Gazing up at the heavens from our backyards or a nearby field, most of us see an undifferentiated mess of stars—if, that is, we can see anything at all through the glow of light pollution. Today’s casual observer knows far less about the sky than did our ancestors, who depended on the sun and the moon to tell them the time and on the stars to guide them through the seas. Nowadays, we don’t need the sky, which is good, because we’ve made it far less accessible, hiding it behind the skyscrapers and the excessive artificial light of our cities.
How We See the Sky gives us back our knowledge of the sky, offering a fascinating overview of what can be seen there without the aid of a telescope. Thomas Hockey begins by scanning the horizon, explaining how the visible universe rotates through this horizon as night turns to day and season to season. Subsequent chapters explore the sun’s and moon’s respective motions through the celestial globe, as well as the appearance of solstices, eclipses, and planets, and how these are accounted for in different kinds of calendars. In every chapter, Hockey introduces the common vocabulary of today’s astronomers, uses examples past and present to explain them, and provides conceptual tools to help newcomers understand the topics he discusses.

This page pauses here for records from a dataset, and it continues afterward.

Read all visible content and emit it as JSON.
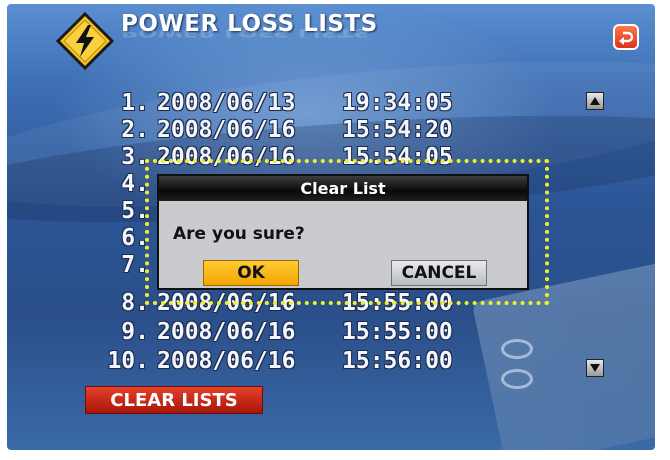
{
  "header": {
    "title": "POWER LOSS LISTS",
    "warning_icon": "lightning-warning-icon",
    "back_icon": "back-arrow-icon"
  },
  "list": {
    "rows": [
      {
        "index": "1.",
        "date": "2008/06/13",
        "time": "19:34:05"
      },
      {
        "index": "2.",
        "date": "2008/06/16",
        "time": "15:54:20"
      },
      {
        "index": "3.",
        "date": "2008/06/16",
        "time": "15:54:05"
      },
      {
        "index": "4.",
        "date": "",
        "time": ""
      },
      {
        "index": "5.",
        "date": "",
        "time": ""
      },
      {
        "index": "6.",
        "date": "",
        "time": ""
      },
      {
        "index": "7.",
        "date": "",
        "time": ""
      },
      {
        "index": "8.",
        "date": "2008/06/16",
        "time": "15:55:00"
      },
      {
        "index": "9.",
        "date": "2008/06/16",
        "time": "15:55:00"
      },
      {
        "index": "10.",
        "date": "2008/06/16",
        "time": "15:56:00"
      }
    ],
    "scroll_up_icon": "scroll-up-icon",
    "scroll_down_icon": "scroll-down-icon"
  },
  "clear_button": {
    "label": "CLEAR LISTS"
  },
  "dialog": {
    "title": "Clear List",
    "question": "Are you sure?",
    "ok_label": "OK",
    "cancel_label": "CANCEL"
  },
  "colors": {
    "highlight_dots": "#f2ee2a",
    "ok_button": "#f2a400",
    "clear_button": "#c8220e",
    "title_text": "#ffffff"
  }
}
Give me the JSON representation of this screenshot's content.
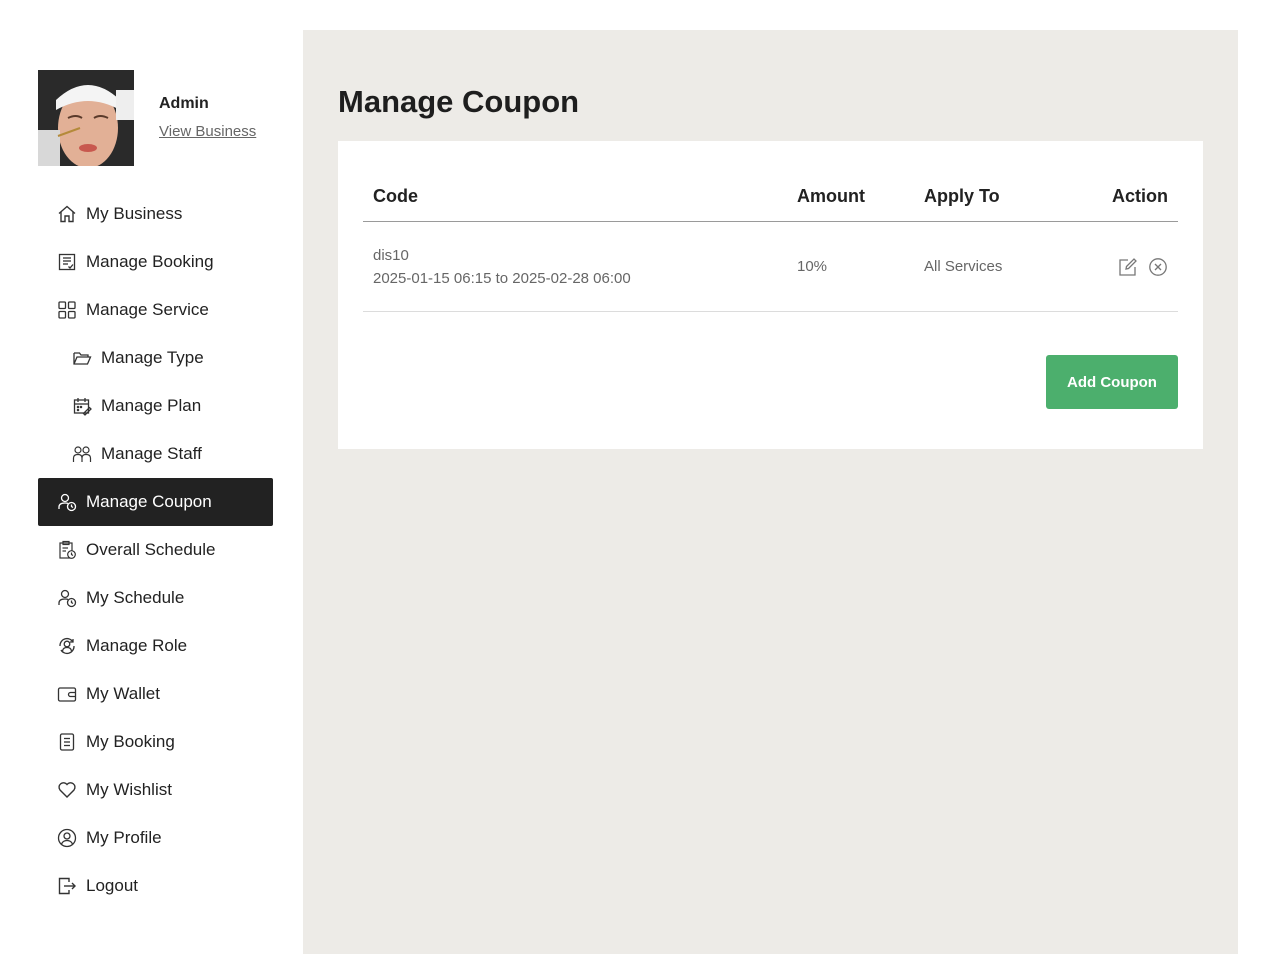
{
  "profile": {
    "name": "Admin",
    "link_label": "View Business"
  },
  "sidebar": {
    "items": [
      {
        "label": "My Business",
        "icon": "home-icon"
      },
      {
        "label": "Manage Booking",
        "icon": "booking-list-icon"
      },
      {
        "label": "Manage Service",
        "icon": "grid-icon"
      },
      {
        "label": "Manage Type",
        "icon": "folder-icon"
      },
      {
        "label": "Manage Plan",
        "icon": "calendar-edit-icon"
      },
      {
        "label": "Manage Staff",
        "icon": "staff-icon"
      },
      {
        "label": "Manage Coupon",
        "icon": "user-clock-icon",
        "active": true
      },
      {
        "label": "Overall Schedule",
        "icon": "clipboard-clock-icon"
      },
      {
        "label": "My Schedule",
        "icon": "user-clock-icon"
      },
      {
        "label": "Manage Role",
        "icon": "role-cycle-icon"
      },
      {
        "label": "My Wallet",
        "icon": "wallet-icon"
      },
      {
        "label": "My Booking",
        "icon": "document-list-icon"
      },
      {
        "label": "My Wishlist",
        "icon": "heart-icon"
      },
      {
        "label": "My Profile",
        "icon": "user-circle-icon"
      },
      {
        "label": "Logout",
        "icon": "logout-icon"
      }
    ]
  },
  "main": {
    "title": "Manage Coupon",
    "table": {
      "headers": {
        "code": "Code",
        "amount": "Amount",
        "apply_to": "Apply To",
        "action": "Action"
      },
      "rows": [
        {
          "code": "dis10",
          "period": "2025-01-15 06:15 to 2025-02-28 06:00",
          "amount": "10%",
          "apply_to": "All Services"
        }
      ]
    },
    "add_button_label": "Add Coupon"
  },
  "colors": {
    "main_bg": "#edebe7",
    "active_nav_bg": "#222222",
    "add_button_bg": "#4caf6d"
  }
}
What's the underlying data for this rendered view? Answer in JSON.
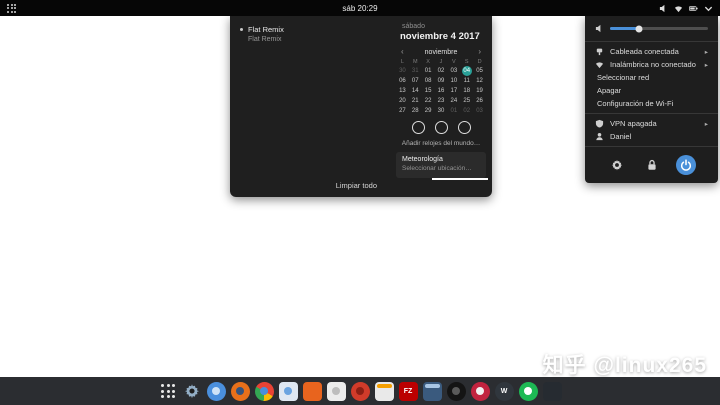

Packed with illustrations and enlivened by historical anecdotes and literary references, How We See the Sky reacquaints us with the wonders to be found in our own backyards.